The problem: Wherever the string "Stock" appears in the entries below, return the line that holds it.

Data for processing:
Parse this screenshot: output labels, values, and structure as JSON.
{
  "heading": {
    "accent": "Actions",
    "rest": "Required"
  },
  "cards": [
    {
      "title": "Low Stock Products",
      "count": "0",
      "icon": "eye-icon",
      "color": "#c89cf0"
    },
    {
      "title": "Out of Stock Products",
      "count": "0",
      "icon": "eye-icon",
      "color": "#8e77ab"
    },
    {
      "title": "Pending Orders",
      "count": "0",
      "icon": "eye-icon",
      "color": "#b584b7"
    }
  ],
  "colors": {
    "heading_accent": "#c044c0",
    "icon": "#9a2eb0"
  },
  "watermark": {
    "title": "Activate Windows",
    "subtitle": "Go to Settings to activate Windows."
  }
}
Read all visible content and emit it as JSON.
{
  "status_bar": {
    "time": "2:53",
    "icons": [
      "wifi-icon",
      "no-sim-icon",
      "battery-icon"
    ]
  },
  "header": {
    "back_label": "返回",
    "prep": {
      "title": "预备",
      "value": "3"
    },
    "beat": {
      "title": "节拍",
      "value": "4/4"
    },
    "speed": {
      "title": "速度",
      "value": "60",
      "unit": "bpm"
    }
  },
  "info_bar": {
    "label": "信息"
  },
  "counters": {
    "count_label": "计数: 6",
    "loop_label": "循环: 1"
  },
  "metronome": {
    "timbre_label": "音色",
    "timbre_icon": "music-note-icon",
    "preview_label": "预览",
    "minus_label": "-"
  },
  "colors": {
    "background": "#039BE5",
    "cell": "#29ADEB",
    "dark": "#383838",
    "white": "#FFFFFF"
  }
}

Exercise result:
      "title": "Low Stock Products",
      "title": "Out of Stock Products",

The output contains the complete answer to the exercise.